DATA SECTION:
Segment Open
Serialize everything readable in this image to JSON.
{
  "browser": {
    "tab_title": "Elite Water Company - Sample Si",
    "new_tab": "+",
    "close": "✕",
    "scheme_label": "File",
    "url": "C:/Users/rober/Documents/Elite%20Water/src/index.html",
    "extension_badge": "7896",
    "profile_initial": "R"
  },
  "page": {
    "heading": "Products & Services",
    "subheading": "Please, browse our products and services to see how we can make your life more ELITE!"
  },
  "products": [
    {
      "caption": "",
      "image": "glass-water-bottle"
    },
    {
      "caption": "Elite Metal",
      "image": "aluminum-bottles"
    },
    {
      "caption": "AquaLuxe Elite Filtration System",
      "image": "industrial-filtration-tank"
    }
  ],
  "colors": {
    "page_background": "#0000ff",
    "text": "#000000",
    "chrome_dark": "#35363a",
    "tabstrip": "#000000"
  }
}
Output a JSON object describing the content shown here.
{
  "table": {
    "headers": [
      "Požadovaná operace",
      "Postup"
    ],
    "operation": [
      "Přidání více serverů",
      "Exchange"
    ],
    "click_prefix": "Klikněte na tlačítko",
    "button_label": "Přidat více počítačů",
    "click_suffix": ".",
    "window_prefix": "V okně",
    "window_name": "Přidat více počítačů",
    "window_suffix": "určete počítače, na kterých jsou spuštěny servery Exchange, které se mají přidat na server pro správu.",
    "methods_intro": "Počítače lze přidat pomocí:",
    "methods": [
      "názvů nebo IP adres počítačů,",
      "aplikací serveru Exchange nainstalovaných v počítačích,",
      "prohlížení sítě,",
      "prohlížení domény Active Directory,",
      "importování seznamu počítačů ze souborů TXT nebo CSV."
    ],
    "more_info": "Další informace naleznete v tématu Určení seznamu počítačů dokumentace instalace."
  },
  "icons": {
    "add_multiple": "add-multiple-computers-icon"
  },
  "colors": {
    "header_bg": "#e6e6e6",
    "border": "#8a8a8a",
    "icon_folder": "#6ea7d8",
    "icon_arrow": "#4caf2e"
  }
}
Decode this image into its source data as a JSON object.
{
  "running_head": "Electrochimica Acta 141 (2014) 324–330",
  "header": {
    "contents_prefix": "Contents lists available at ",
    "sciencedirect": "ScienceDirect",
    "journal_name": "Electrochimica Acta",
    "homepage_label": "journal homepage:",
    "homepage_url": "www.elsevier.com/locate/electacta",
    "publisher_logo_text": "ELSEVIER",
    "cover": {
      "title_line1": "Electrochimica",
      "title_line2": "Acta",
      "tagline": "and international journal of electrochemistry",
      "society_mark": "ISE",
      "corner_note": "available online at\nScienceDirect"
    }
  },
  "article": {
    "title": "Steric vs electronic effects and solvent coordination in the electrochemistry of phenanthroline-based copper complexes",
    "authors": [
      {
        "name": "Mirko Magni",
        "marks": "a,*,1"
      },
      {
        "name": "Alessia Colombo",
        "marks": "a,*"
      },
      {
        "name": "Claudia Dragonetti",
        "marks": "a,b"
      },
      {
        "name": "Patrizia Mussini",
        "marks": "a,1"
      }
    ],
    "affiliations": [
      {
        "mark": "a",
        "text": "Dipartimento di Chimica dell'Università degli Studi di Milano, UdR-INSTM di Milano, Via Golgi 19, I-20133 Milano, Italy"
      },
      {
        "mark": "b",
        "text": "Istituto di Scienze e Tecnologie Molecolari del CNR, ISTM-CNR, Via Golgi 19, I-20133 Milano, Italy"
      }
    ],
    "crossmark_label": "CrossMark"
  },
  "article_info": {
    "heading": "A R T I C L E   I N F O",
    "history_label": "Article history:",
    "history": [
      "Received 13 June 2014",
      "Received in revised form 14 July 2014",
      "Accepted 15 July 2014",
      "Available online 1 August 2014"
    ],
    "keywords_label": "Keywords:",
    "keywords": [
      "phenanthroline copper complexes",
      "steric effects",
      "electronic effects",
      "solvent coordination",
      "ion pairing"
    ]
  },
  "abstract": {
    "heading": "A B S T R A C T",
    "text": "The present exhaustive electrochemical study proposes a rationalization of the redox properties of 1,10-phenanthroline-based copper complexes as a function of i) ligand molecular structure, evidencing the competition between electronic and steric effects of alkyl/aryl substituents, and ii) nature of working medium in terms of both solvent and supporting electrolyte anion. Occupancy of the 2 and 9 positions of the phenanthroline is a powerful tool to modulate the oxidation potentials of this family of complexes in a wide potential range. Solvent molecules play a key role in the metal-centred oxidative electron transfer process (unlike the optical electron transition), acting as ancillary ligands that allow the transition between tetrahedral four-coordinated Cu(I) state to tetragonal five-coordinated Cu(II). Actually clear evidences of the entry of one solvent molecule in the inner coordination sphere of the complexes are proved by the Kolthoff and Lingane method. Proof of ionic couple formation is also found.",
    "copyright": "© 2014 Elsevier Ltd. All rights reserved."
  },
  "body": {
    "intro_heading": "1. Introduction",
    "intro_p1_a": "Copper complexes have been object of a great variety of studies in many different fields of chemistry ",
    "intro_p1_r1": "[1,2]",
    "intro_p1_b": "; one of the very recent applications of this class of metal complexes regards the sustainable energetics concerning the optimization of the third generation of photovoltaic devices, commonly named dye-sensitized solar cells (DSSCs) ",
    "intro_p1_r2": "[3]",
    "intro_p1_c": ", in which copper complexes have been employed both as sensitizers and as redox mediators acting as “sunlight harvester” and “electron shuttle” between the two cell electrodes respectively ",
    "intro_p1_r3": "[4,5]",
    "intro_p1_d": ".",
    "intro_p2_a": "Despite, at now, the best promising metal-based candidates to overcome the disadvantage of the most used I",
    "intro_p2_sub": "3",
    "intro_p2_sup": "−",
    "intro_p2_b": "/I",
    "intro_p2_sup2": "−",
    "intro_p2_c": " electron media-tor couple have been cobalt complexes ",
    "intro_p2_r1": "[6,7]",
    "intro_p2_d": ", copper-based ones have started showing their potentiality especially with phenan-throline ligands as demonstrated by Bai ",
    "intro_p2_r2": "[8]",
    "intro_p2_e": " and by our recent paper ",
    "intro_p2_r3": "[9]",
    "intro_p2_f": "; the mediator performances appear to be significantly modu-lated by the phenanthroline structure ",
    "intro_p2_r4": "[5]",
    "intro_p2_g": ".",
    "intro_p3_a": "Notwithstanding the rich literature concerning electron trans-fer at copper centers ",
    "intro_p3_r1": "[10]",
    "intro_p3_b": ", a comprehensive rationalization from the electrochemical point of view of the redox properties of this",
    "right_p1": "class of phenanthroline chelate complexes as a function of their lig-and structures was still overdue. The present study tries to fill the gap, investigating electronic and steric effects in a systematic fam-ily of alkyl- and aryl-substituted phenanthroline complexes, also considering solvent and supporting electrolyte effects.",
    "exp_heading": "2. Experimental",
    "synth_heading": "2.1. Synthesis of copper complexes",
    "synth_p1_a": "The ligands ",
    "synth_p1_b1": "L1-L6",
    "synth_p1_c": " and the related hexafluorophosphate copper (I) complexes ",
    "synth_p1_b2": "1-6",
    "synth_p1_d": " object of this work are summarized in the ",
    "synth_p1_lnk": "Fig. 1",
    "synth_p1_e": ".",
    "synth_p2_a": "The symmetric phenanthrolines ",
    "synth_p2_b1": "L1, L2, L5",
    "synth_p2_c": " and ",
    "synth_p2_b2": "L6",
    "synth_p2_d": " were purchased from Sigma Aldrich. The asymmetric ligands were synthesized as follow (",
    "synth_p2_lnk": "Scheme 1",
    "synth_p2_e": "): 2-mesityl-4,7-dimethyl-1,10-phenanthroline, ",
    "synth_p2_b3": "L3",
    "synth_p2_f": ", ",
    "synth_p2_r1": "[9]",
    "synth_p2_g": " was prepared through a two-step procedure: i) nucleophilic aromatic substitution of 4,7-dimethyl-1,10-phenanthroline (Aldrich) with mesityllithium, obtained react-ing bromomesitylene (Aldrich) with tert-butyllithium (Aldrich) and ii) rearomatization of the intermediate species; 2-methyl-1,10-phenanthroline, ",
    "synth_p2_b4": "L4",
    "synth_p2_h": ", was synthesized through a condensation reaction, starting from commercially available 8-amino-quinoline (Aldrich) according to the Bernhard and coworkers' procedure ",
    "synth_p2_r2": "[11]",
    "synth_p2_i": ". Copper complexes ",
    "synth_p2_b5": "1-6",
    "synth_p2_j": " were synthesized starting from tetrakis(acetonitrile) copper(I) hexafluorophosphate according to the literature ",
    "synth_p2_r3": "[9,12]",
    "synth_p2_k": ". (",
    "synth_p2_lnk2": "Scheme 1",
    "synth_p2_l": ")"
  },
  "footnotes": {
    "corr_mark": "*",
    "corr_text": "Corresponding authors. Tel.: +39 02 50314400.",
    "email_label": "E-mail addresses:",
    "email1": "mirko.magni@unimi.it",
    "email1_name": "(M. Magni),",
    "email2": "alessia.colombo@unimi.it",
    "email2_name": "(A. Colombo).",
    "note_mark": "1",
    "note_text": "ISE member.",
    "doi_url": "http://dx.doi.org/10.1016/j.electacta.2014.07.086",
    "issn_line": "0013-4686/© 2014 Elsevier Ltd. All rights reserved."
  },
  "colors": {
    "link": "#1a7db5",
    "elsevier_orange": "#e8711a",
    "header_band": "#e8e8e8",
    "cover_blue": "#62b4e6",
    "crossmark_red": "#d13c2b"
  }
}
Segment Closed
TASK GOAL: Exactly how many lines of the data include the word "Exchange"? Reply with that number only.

RESPONSE: 3